An exact repetition of the data is required; no picture should appear in it.

○ ○ ○ ○ ○ ○ ○

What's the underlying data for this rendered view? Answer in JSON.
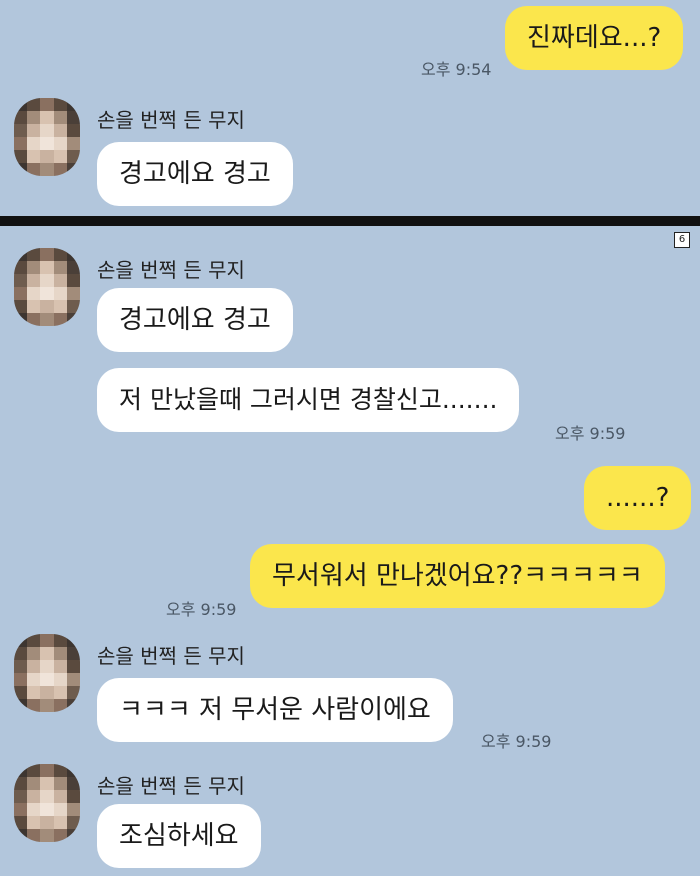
{
  "top_panel": {
    "outgoing_message": "진짜데요...?",
    "outgoing_time": "오후 9:54",
    "sender_name": "손을 번쩍 든 무지",
    "incoming_message": "경고에요 경고"
  },
  "bottom_panel": {
    "page_badge": "6",
    "groups": [
      {
        "sender_name": "손을 번쩍 든 무지",
        "messages": [
          "경고에요 경고",
          "저 만났을때 그러시면 경찰신고......."
        ],
        "time": "오후 9:59"
      },
      {
        "outgoing_messages": [
          "......?",
          "무서워서 만나겠어요??ㅋㅋㅋㅋㅋ"
        ],
        "time": "오후 9:59"
      },
      {
        "sender_name": "손을 번쩍 든 무지",
        "messages": [
          "ㅋㅋㅋ 저 무서운 사람이에요"
        ],
        "time": "오후 9:59"
      },
      {
        "sender_name": "손을 번쩍 든 무지",
        "messages": [
          "조심하세요"
        ]
      }
    ]
  },
  "colors": {
    "chat_background": "#b2c6dc",
    "incoming_bubble": "#ffffff",
    "outgoing_bubble": "#fbe64c",
    "divider": "#111111"
  },
  "icons": {
    "avatar": "pixelated-profile-avatar-icon"
  }
}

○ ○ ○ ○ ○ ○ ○

◆ **Task output**:
What's the underlying data for this rendered view? Answer in JSON.
{
  "top_panel": {
    "outgoing_message": "진짜데요...?",
    "outgoing_time": "오후 9:54",
    "sender_name": "손을 번쩍 든 무지",
    "incoming_message": "경고에요 경고"
  },
  "bottom_panel": {
    "page_badge": "6",
    "groups": [
      {
        "sender_name": "손을 번쩍 든 무지",
        "messages": [
          "경고에요 경고",
          "저 만났을때 그러시면 경찰신고......."
        ],
        "time": "오후 9:59"
      },
      {
        "outgoing_messages": [
          "......?",
          "무서워서 만나겠어요??ㅋㅋㅋㅋㅋ"
        ],
        "time": "오후 9:59"
      },
      {
        "sender_name": "손을 번쩍 든 무지",
        "messages": [
          "ㅋㅋㅋ 저 무서운 사람이에요"
        ],
        "time": "오후 9:59"
      },
      {
        "sender_name": "손을 번쩍 든 무지",
        "messages": [
          "조심하세요"
        ]
      }
    ]
  },
  "colors": {
    "chat_background": "#b2c6dc",
    "incoming_bubble": "#ffffff",
    "outgoing_bubble": "#fbe64c",
    "divider": "#111111"
  },
  "icons": {
    "avatar": "pixelated-profile-avatar-icon"
  }
}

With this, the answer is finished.